--- ACTION ITEM ---
In the data that follows, how many lines contain the word "icon"? Give only that number.

BEGIN MATERIAL SUPPLIED

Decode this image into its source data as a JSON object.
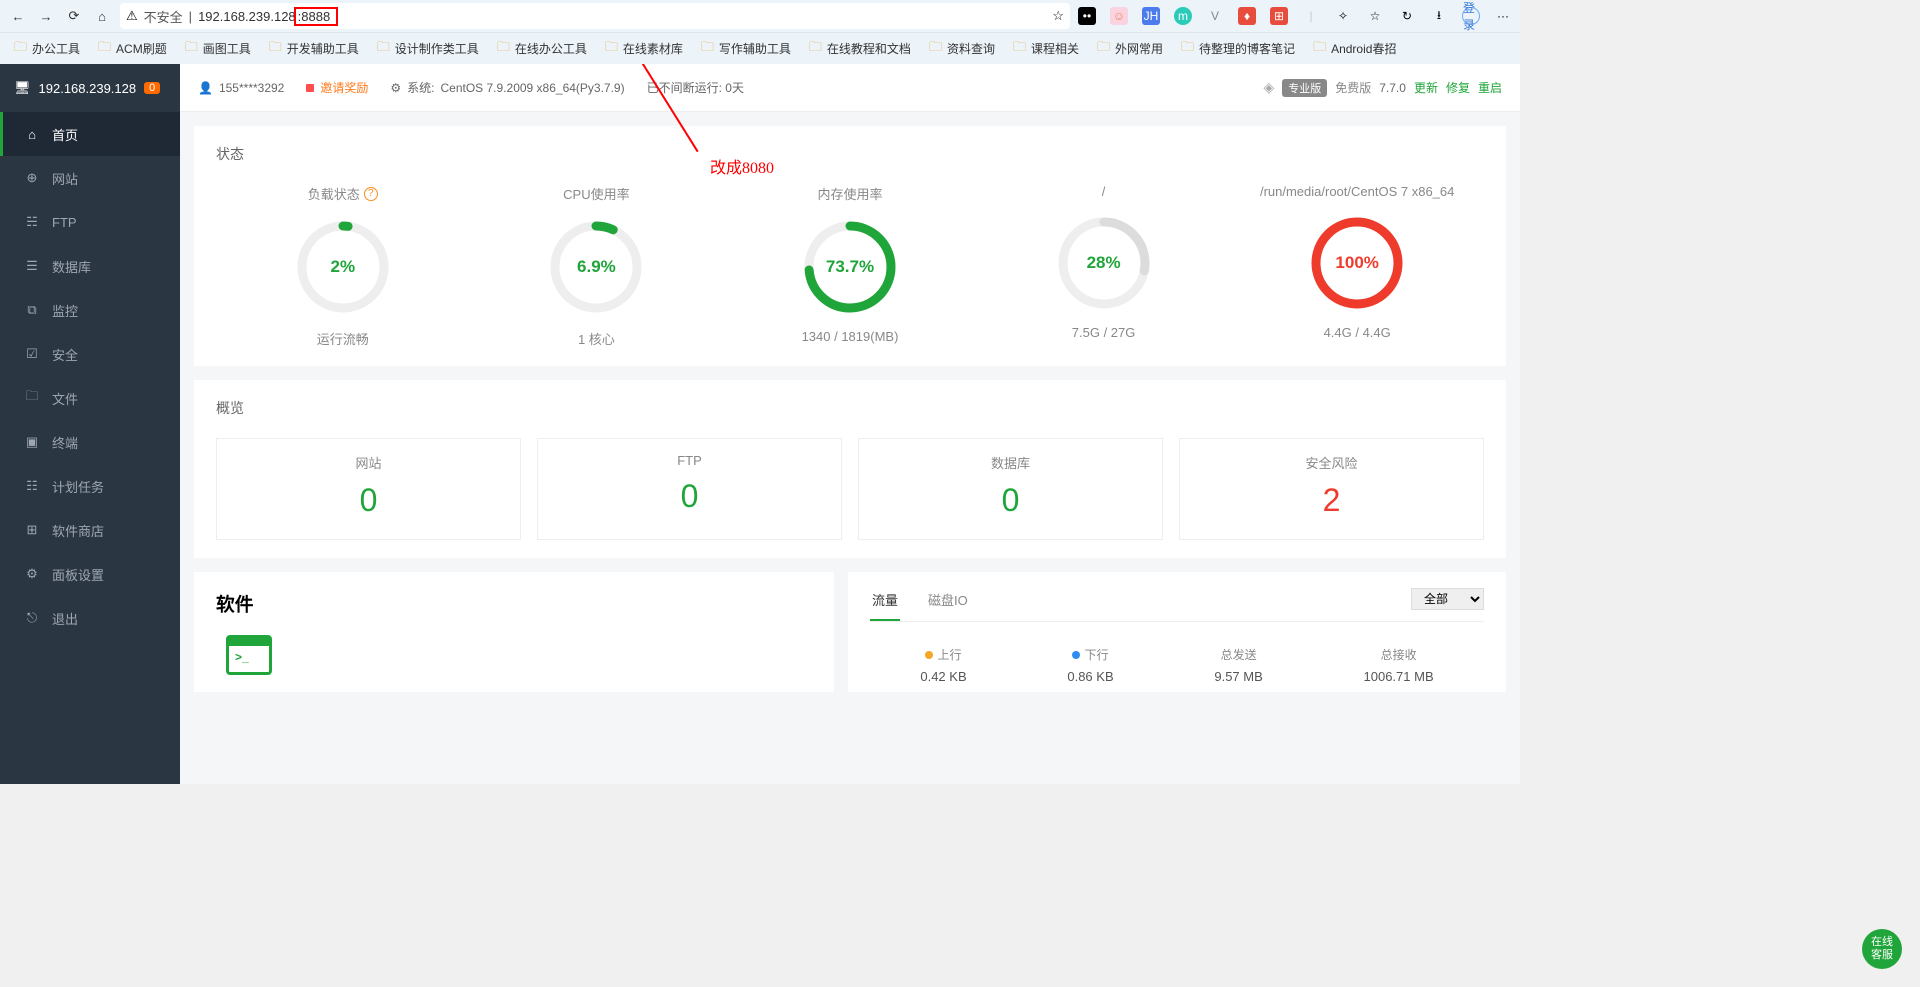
{
  "browser": {
    "unsafe_label": "不安全",
    "url_host": "192.168.239.128",
    "url_port": ":8888",
    "star": "☆",
    "login_label": "登录",
    "more": "···"
  },
  "bookmarks": [
    "办公工具",
    "ACM刷题",
    "画图工具",
    "开发辅助工具",
    "设计制作类工具",
    "在线办公工具",
    "在线素材库",
    "写作辅助工具",
    "在线教程和文档",
    "资料查询",
    "课程相关",
    "外网常用",
    "待整理的博客笔记",
    "Android春招"
  ],
  "sidebar": {
    "ip": "192.168.239.128",
    "badge": "0",
    "items": [
      {
        "icon": "⌂",
        "label": "首页"
      },
      {
        "icon": "⊕",
        "label": "网站"
      },
      {
        "icon": "☵",
        "label": "FTP"
      },
      {
        "icon": "☰",
        "label": "数据库"
      },
      {
        "icon": "⧉",
        "label": "监控"
      },
      {
        "icon": "☑",
        "label": "安全"
      },
      {
        "icon": "🗀",
        "label": "文件"
      },
      {
        "icon": "▣",
        "label": "终端"
      },
      {
        "icon": "☷",
        "label": "计划任务"
      },
      {
        "icon": "⊞",
        "label": "软件商店"
      },
      {
        "icon": "⚙",
        "label": "面板设置"
      },
      {
        "icon": "⎋",
        "label": "退出"
      }
    ]
  },
  "header": {
    "user": "155****3292",
    "invite": "邀请奖励",
    "sys_label": "系统:",
    "sys_value": "CentOS 7.9.2009 x86_64(Py3.7.9)",
    "uptime": "已不间断运行: 0天",
    "pro": "专业版",
    "free": "免费版",
    "ver": "7.7.0",
    "update": "更新",
    "fix": "修复",
    "restart": "重启"
  },
  "status": {
    "title": "状态",
    "gauges": [
      {
        "title": "负载状态",
        "pct": 2,
        "val": "2%",
        "sub": "运行流畅",
        "help": true
      },
      {
        "title": "CPU使用率",
        "pct": 6.9,
        "val": "6.9%",
        "sub": "1 核心"
      },
      {
        "title": "内存使用率",
        "pct": 73.7,
        "val": "73.7%",
        "sub": "1340 / 1819(MB)"
      },
      {
        "title": "/",
        "pct": 28,
        "val": "28%",
        "sub": "7.5G / 27G",
        "light": true
      },
      {
        "title": "/run/media/root/CentOS 7 x86_64",
        "pct": 100,
        "val": "100%",
        "sub": "4.4G / 4.4G",
        "red": true
      }
    ]
  },
  "overview": {
    "title": "概览",
    "items": [
      {
        "label": "网站",
        "value": "0"
      },
      {
        "label": "FTP",
        "value": "0"
      },
      {
        "label": "数据库",
        "value": "0"
      },
      {
        "label": "安全风险",
        "value": "2",
        "red": true
      }
    ]
  },
  "software": {
    "title": "软件"
  },
  "traffic": {
    "tabs": [
      "流量",
      "磁盘IO"
    ],
    "select": "全部",
    "cols": [
      {
        "dot": "o",
        "label": "上行",
        "value": "0.42 KB"
      },
      {
        "dot": "b",
        "label": "下行",
        "value": "0.86 KB"
      },
      {
        "dot": "",
        "label": "总发送",
        "value": "9.57 MB"
      },
      {
        "dot": "",
        "label": "总接收",
        "value": "1006.71 MB"
      }
    ]
  },
  "annotation": {
    "text": "改成8080"
  },
  "float": "在线\n客服"
}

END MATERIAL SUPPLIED

--- WORKED SOLUTION ---
12